• **TASK OBJECTIVE**
From the data below, copy each line that includes the word "wood".

• **INFORMATION**

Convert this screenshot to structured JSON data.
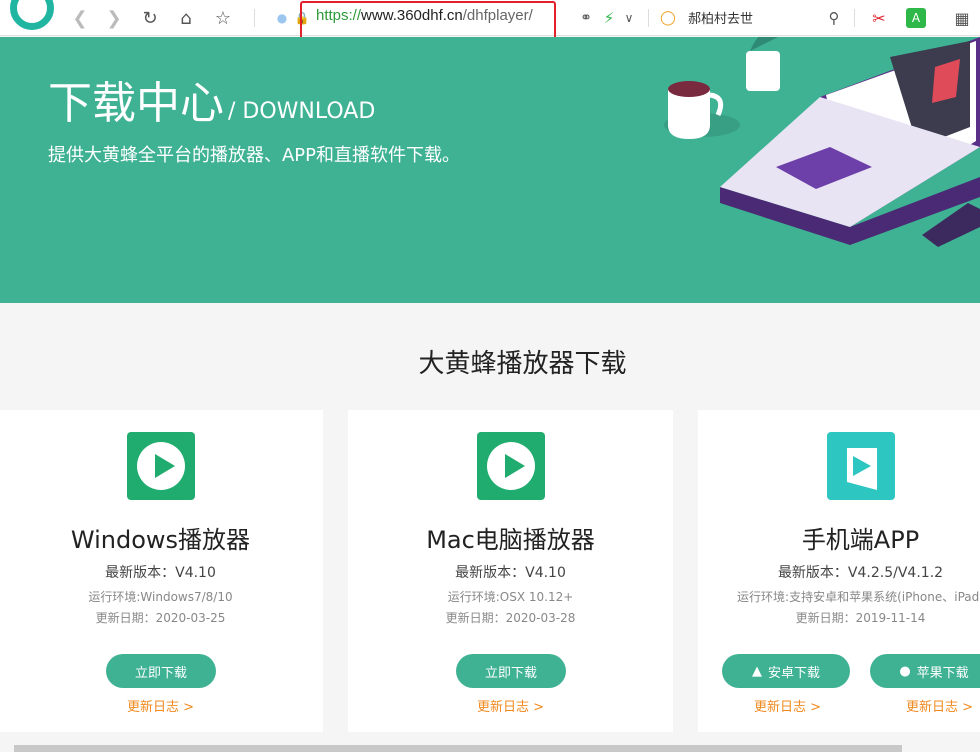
{
  "browser": {
    "url_scheme": "https://",
    "url_domain": "www.360dhf.cn",
    "url_path": "/dhfplayer/",
    "search_text": "郝柏村去世"
  },
  "hero": {
    "title": "下载中心",
    "title_en": "/ DOWNLOAD",
    "subtitle": "提供大黄蜂全平台的播放器、APP和直播软件下载。"
  },
  "section_title": "大黄蜂播放器下载",
  "cards": [
    {
      "name": "Windows播放器",
      "version": "最新版本：V4.10",
      "env": "运行环境:Windows7/8/10",
      "date": "更新日期：2020-03-25",
      "button": "立即下载",
      "log": "更新日志 >"
    },
    {
      "name": "Mac电脑播放器",
      "version": "最新版本：V4.10",
      "env": "运行环境:OSX 10.12+",
      "date": "更新日期：2020-03-28",
      "button": "立即下载",
      "log": "更新日志 >"
    },
    {
      "name": "手机端APP",
      "version": "最新版本：V4.2.5/V4.1.2",
      "env": "运行环境:支持安卓和苹果系统(iPhone、iPad)",
      "date": "更新日期：2019-11-14",
      "button_android": "安卓下载",
      "button_ios": "苹果下载",
      "log_android": "更新日志 >",
      "log_ios": "更新日志 >"
    }
  ],
  "colors": {
    "brand_green": "#3fb294",
    "orange_link": "#f0891f",
    "highlight_red": "#e2202a"
  }
}
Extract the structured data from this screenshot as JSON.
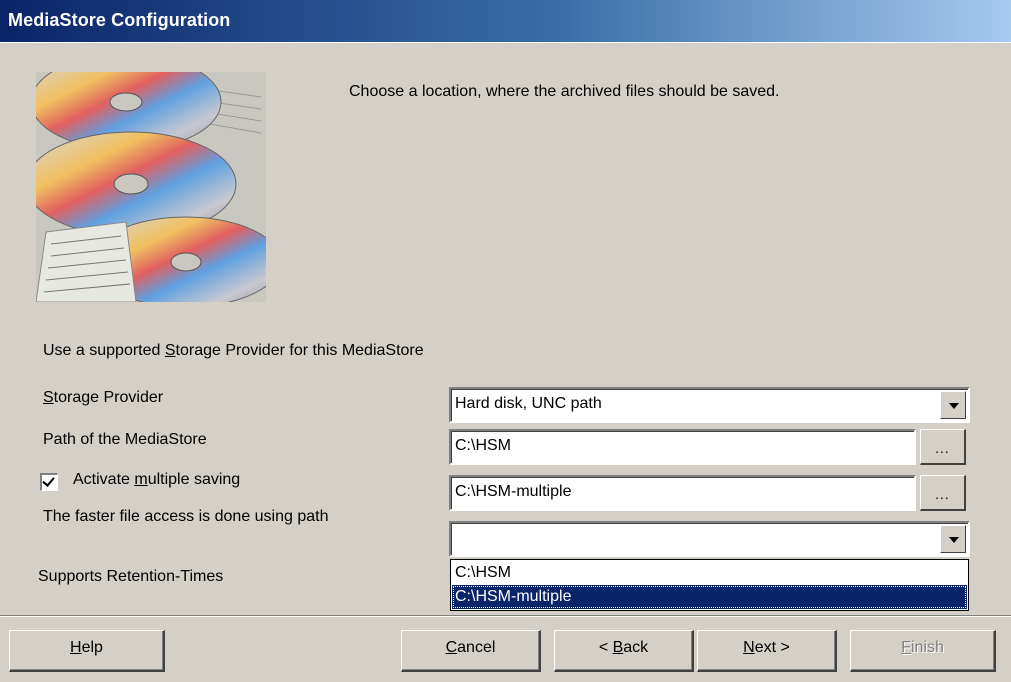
{
  "window": {
    "title": "MediaStore Configuration"
  },
  "intro": {
    "text": "Choose a location, where the archived files should be saved."
  },
  "section": {
    "provider_heading_prefix": "Use a supported ",
    "provider_heading_accel": "S",
    "provider_heading_rest": "torage Provider for this MediaStore"
  },
  "form": {
    "storage_provider": {
      "label_accel": "S",
      "label_rest": "torage Provider",
      "value": "Hard disk, UNC path"
    },
    "path": {
      "label": "Path of the MediaStore",
      "value": "C:\\HSM",
      "browse_label": "..."
    },
    "multiple_saving": {
      "checked": true,
      "label_prefix": "Activate ",
      "label_accel": "m",
      "label_rest": "ultiple saving",
      "value": "C:\\HSM-multiple",
      "browse_label": "..."
    },
    "faster_access": {
      "label": "The faster file access is done using path",
      "value": "",
      "options": [
        "C:\\HSM",
        "C:\\HSM-multiple"
      ],
      "selected_index": 1
    },
    "retention": {
      "label": "Supports Retention-Times"
    }
  },
  "buttons": {
    "help": {
      "accel": "H",
      "rest": "elp"
    },
    "cancel": {
      "accel": "C",
      "rest": "ancel"
    },
    "back": {
      "prefix": "< ",
      "accel": "B",
      "rest": "ack"
    },
    "next": {
      "accel": "N",
      "rest": "ext >"
    },
    "finish": {
      "accel": "F",
      "rest": "inish",
      "disabled": true
    }
  },
  "colors": {
    "titlebar_start": "#0a246a",
    "titlebar_end": "#a6caf0",
    "face": "#d4d0c8",
    "selection": "#0a246a"
  }
}
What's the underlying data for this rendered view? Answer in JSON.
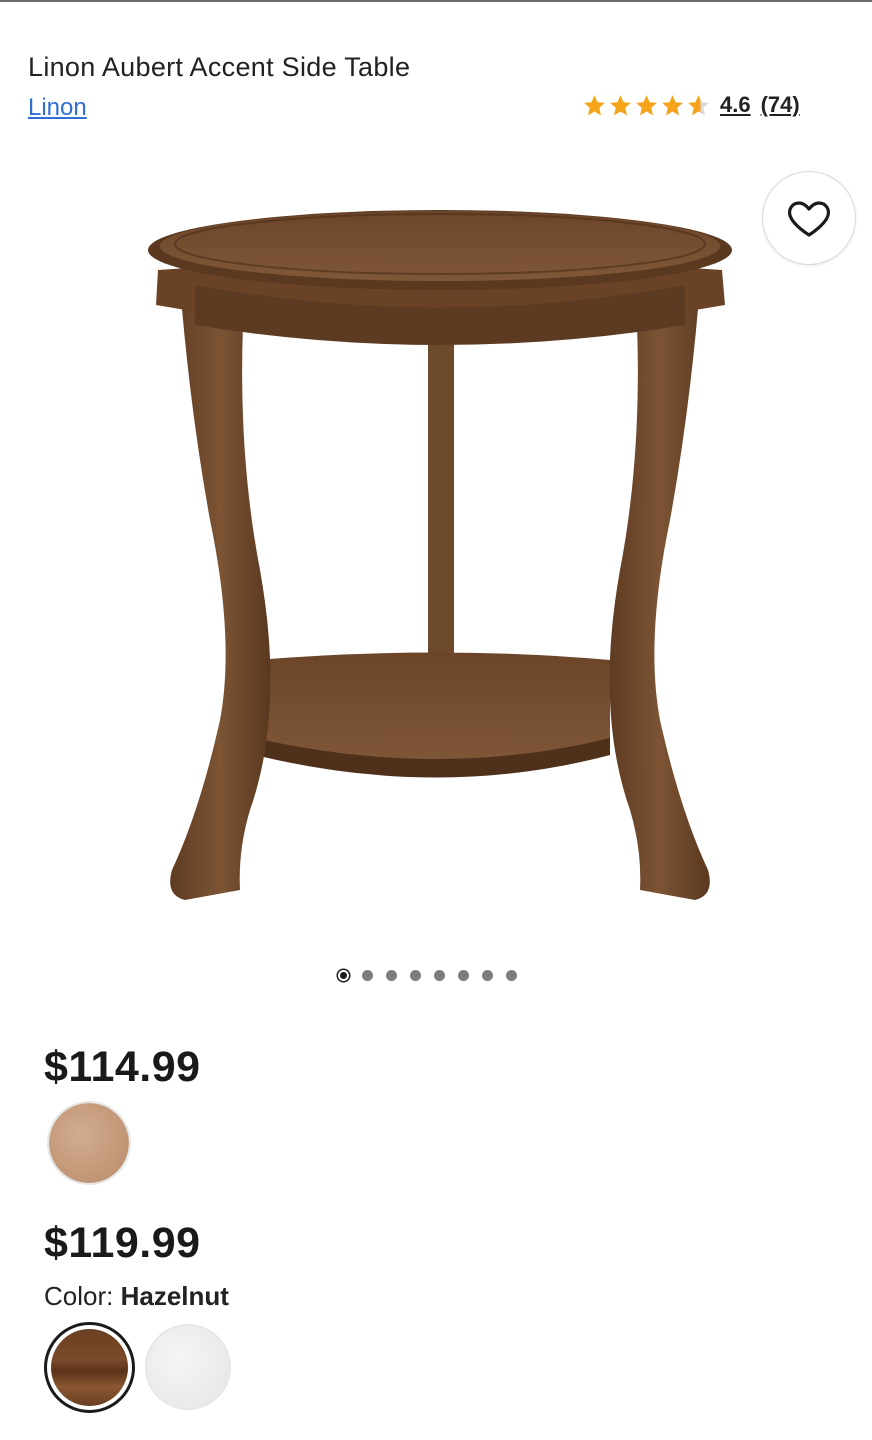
{
  "product": {
    "title": "Linon Aubert Accent Side Table",
    "brand": "Linon",
    "rating": {
      "value": "4.6",
      "count": "(74)",
      "stars_filled": 4.6,
      "star_color": "#f5a31a"
    },
    "image_carousel": {
      "total": 8,
      "active_index": 0
    },
    "prices": [
      {
        "amount": "$114.99",
        "swatches": [
          {
            "icon": "wood-swatch-light",
            "color": "#c49a7a"
          }
        ]
      },
      {
        "amount": "$119.99",
        "swatches": [
          {
            "icon": "wood-swatch-hazelnut",
            "color": "#6b3f22",
            "selected": true
          },
          {
            "icon": "white-swatch",
            "color": "#e9eae9"
          }
        ]
      }
    ],
    "color": {
      "label": "Color:",
      "value": "Hazelnut"
    }
  },
  "icons": {
    "favorite": "heart-icon",
    "rating": "star-icon"
  },
  "colors": {
    "link": "#2f6fd3",
    "text": "#222222",
    "dot": "#7c7c7c",
    "dot_active": "#1d1d1d"
  }
}
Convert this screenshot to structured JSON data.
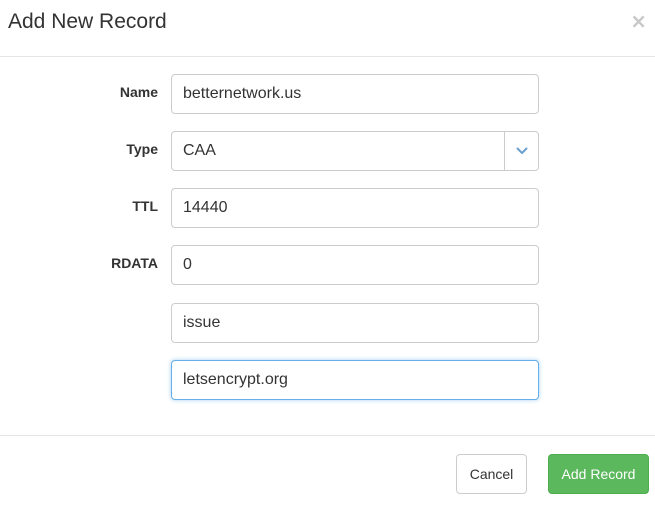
{
  "dialog": {
    "title": "Add New Record",
    "close_glyph": "×"
  },
  "form": {
    "name_label": "Name",
    "name_value": "betternetwork.us",
    "type_label": "Type",
    "type_value": "CAA",
    "ttl_label": "TTL",
    "ttl_value": "14440",
    "rdata_label": "RDATA",
    "rdata_values": [
      "0",
      "issue",
      "letsencrypt.org"
    ]
  },
  "footer": {
    "cancel_label": "Cancel",
    "add_label": "Add Record"
  },
  "colors": {
    "primary_success": "#5cb85c",
    "focus_border": "#66afe9",
    "select_arrow": "#6a9fd0"
  },
  "icons": {
    "close": "close-icon",
    "select_arrow": "chevron-down-icon"
  }
}
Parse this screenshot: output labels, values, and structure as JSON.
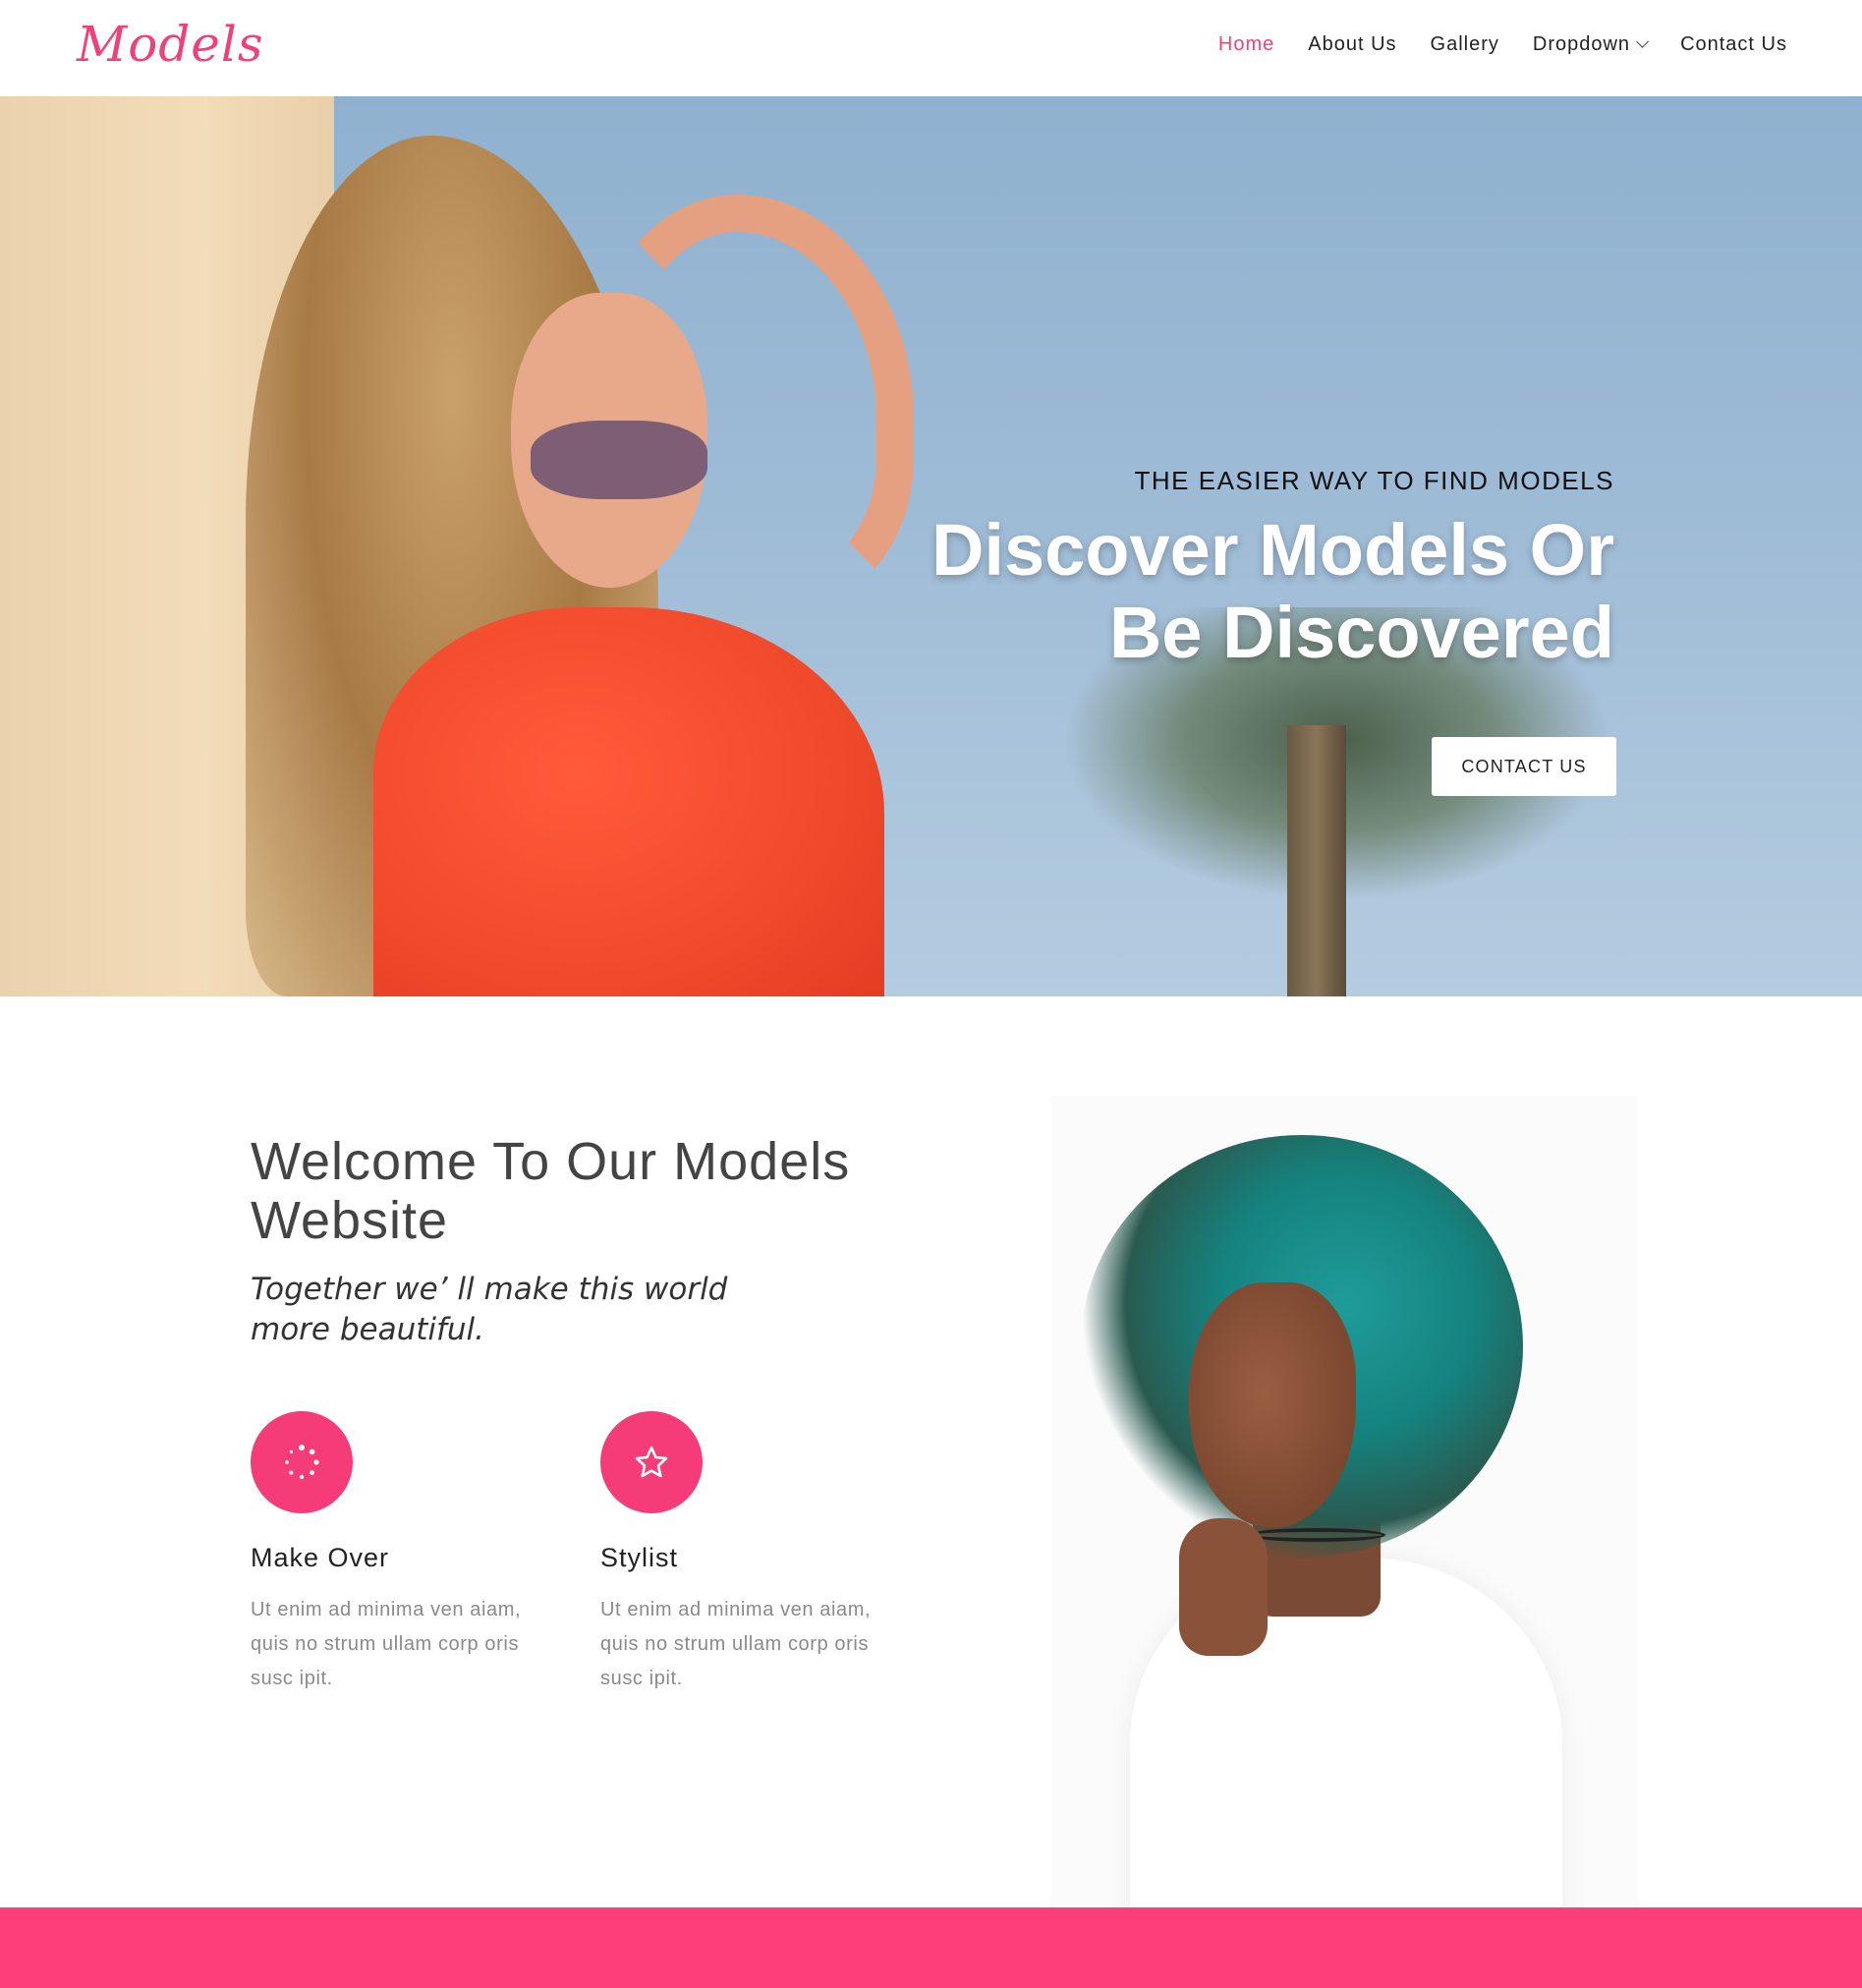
{
  "brand": {
    "logo_text": "Models",
    "accent": "#f0407a",
    "footer_color": "#fd3e7b"
  },
  "nav": {
    "items": [
      {
        "label": "Home",
        "active": true
      },
      {
        "label": "About Us"
      },
      {
        "label": "Gallery"
      },
      {
        "label": "Dropdown",
        "has_dropdown": true
      },
      {
        "label": "Contact Us"
      }
    ]
  },
  "hero": {
    "subtitle": "THE EASIER WAY TO FIND MODELS",
    "title_line1": "Discover Models Or",
    "title_line2": "Be Discovered",
    "button_label": "CONTACT US",
    "slides": 3
  },
  "welcome": {
    "title": "Welcome To Our Models Website",
    "tagline": "Together we’ ll make this world more beautiful."
  },
  "features": [
    {
      "icon": "spinner-icon",
      "title": "Make Over",
      "desc": "Ut enim ad minima ven aiam, quis no strum ullam corp oris susc ipit."
    },
    {
      "icon": "star-icon",
      "title": "Stylist",
      "desc": "Ut enim ad minima ven aiam, quis no strum ullam corp oris susc ipit."
    }
  ]
}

• **EXERCISE SOLUTION**
            "icon": "wood-swatch-light",
            "icon": "wood-swatch-hazelnut",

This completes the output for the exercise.